Go through the entries below and return every line that contains "screenshot".

====== Data

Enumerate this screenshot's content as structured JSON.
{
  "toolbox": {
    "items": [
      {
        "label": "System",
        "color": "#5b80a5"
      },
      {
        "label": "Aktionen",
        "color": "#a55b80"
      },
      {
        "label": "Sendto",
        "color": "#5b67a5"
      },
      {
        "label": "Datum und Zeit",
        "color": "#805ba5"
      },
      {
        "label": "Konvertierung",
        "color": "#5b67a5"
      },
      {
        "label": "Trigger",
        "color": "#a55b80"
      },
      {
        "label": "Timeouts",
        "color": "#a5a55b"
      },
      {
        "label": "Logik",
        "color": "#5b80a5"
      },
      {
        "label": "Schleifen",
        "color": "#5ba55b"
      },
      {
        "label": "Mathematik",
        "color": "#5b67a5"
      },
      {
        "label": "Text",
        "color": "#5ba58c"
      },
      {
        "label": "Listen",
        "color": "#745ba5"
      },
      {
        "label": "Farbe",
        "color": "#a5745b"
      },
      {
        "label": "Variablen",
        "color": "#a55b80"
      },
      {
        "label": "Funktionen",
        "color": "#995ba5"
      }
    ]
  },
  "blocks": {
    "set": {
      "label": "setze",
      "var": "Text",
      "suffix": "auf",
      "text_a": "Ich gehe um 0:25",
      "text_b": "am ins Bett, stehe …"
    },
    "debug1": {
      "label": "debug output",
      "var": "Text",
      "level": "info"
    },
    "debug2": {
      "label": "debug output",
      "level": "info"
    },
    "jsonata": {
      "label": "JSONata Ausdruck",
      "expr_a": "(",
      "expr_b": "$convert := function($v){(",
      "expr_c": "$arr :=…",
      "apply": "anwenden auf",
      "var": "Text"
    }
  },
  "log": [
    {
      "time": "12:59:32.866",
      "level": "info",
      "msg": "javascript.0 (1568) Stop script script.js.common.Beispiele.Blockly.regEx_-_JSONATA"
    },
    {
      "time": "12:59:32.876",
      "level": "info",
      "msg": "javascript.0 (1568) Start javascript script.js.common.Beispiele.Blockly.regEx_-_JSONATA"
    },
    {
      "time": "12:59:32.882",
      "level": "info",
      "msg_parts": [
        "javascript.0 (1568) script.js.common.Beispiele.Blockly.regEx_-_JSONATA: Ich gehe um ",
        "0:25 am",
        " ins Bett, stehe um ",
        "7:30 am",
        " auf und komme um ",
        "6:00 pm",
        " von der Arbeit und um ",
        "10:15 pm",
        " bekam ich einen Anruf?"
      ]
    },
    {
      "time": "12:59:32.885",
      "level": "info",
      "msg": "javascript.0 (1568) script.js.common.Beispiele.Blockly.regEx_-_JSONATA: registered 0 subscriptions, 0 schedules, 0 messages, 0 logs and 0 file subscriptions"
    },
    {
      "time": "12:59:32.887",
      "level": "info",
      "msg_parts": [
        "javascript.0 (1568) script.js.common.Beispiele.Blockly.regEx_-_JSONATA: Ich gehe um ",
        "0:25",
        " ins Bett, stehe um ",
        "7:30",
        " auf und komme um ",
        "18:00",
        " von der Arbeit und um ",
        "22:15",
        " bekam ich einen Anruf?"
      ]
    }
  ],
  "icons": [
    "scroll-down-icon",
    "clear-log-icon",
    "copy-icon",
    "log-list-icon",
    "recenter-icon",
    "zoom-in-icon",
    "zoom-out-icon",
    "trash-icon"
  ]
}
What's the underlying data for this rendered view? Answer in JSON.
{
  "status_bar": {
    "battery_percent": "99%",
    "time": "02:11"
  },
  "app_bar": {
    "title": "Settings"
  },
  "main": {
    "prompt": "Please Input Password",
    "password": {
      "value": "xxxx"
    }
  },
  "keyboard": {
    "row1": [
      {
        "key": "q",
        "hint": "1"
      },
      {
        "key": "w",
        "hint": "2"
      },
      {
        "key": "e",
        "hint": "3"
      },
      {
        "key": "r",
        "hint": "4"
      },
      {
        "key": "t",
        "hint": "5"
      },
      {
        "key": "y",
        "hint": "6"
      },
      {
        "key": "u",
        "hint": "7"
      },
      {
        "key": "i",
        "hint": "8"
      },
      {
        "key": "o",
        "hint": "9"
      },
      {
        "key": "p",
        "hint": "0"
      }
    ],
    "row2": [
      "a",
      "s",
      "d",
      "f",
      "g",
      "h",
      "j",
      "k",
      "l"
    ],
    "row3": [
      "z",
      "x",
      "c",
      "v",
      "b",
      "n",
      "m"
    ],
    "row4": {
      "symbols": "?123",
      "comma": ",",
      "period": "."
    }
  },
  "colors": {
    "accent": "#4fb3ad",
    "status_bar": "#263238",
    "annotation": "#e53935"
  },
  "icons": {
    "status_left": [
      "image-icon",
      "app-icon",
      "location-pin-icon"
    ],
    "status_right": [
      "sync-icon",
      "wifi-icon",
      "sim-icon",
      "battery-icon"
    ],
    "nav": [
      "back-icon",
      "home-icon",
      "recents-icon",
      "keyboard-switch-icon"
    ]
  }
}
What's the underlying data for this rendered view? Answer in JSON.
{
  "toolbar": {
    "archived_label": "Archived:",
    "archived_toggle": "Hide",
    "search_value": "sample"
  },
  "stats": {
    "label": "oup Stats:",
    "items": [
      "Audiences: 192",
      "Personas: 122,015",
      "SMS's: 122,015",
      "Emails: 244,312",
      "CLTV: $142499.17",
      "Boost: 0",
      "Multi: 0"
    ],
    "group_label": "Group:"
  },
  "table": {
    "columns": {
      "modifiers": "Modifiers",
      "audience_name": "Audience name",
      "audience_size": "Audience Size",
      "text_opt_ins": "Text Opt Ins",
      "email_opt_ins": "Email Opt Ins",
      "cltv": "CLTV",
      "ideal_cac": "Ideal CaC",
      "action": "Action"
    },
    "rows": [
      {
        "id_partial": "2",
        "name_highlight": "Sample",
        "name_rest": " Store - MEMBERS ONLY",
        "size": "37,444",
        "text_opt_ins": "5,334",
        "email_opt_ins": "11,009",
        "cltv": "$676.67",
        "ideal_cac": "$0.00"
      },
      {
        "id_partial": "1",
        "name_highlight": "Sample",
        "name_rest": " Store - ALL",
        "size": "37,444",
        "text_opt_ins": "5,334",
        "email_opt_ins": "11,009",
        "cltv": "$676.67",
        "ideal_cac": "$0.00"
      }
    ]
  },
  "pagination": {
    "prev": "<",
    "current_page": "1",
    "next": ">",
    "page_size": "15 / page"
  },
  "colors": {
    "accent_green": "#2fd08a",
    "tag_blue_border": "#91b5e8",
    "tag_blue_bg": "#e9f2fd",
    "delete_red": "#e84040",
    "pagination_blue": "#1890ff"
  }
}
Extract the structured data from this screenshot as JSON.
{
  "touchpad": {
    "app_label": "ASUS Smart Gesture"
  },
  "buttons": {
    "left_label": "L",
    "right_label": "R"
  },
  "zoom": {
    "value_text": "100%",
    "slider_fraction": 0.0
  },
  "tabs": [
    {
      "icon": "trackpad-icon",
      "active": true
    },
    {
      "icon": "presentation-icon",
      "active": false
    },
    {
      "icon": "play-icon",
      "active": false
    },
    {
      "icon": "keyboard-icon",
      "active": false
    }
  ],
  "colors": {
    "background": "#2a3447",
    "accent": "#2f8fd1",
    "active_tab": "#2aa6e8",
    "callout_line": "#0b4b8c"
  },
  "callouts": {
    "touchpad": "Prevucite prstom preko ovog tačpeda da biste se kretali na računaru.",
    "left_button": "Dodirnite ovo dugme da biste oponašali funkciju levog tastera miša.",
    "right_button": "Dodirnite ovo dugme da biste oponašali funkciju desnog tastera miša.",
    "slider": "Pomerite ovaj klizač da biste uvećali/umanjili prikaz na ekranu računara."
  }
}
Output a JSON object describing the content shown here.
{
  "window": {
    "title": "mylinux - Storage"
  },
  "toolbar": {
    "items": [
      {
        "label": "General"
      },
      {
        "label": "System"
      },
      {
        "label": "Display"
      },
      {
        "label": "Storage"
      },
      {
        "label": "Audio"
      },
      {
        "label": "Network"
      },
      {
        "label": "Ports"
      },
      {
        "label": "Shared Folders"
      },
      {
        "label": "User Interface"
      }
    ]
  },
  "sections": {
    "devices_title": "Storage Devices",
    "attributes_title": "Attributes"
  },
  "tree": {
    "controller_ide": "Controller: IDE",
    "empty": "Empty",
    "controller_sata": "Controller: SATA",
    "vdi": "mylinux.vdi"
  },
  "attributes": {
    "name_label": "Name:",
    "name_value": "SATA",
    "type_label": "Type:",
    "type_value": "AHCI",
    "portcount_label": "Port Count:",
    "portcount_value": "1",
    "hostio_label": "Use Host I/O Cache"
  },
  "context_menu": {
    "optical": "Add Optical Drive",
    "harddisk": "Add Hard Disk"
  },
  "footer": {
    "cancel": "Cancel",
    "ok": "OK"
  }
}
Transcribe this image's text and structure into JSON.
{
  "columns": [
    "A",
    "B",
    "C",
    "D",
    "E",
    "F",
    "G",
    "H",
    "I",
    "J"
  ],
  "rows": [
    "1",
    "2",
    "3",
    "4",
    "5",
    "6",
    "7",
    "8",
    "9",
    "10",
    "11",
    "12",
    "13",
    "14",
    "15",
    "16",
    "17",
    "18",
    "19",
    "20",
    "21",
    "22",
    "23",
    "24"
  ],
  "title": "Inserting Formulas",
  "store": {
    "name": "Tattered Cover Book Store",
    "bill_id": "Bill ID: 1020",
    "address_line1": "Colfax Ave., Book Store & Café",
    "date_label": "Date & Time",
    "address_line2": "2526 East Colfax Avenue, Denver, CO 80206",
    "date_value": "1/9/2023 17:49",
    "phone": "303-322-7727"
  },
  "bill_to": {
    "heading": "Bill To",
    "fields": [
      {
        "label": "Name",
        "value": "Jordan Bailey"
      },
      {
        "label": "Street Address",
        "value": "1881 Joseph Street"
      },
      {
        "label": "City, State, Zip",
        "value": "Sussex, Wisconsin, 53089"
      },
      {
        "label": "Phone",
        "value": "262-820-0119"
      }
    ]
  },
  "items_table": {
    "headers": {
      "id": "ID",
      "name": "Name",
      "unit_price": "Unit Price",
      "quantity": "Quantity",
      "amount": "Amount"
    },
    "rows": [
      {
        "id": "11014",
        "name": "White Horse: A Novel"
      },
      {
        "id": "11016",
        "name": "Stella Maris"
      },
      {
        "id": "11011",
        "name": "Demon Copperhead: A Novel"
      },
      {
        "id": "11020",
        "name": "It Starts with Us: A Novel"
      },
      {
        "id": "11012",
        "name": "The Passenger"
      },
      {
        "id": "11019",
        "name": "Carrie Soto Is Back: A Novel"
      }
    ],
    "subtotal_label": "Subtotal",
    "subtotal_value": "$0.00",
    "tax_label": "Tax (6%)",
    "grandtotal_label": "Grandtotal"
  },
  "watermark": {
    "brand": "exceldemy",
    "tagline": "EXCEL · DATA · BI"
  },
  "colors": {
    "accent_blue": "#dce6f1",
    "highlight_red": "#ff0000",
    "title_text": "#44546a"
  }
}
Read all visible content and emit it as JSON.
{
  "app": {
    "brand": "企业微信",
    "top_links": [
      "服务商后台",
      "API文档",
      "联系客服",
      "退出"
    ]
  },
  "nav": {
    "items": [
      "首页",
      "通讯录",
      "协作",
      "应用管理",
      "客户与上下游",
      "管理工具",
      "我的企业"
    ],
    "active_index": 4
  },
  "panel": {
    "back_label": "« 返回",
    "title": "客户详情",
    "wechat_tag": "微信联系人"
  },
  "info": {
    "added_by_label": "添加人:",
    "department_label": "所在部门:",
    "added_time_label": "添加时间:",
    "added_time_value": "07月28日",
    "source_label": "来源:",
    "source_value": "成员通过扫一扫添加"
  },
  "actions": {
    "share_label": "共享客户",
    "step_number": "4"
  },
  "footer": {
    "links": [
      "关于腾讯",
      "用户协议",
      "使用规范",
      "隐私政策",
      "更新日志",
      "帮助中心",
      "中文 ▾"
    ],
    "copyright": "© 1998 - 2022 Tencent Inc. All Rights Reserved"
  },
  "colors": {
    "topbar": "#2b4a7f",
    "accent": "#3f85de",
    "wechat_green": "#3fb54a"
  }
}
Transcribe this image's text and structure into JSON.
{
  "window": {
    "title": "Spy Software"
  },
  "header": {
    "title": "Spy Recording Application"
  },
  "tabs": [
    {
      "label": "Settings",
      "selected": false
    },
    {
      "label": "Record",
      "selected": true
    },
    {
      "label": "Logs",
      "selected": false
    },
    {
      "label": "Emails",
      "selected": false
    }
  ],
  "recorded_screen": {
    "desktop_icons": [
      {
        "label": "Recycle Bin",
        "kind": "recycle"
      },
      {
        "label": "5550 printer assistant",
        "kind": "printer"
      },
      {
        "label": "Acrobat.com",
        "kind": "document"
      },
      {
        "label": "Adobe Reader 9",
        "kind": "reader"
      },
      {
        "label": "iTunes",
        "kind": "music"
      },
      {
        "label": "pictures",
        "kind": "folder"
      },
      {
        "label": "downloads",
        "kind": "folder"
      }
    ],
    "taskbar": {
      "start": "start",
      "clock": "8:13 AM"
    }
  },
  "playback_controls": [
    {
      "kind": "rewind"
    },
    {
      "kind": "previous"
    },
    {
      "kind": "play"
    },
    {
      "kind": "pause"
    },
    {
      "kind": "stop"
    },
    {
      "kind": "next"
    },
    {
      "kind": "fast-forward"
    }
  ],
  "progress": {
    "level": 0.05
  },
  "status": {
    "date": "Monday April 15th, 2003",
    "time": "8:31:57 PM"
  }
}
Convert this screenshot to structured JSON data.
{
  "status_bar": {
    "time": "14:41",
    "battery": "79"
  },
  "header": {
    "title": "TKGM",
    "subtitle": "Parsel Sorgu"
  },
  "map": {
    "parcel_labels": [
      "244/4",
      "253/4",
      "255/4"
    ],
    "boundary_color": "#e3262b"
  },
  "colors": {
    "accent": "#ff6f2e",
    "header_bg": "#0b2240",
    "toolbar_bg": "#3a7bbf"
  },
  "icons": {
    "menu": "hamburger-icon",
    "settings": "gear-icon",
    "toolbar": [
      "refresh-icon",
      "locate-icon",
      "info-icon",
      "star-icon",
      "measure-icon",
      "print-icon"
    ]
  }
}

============

→ **Final answer**
Enumerate this screenshot's content as structured JSON.
Extract the structured data from this screenshot as JSON.
Convert this screenshot to structured JSON data.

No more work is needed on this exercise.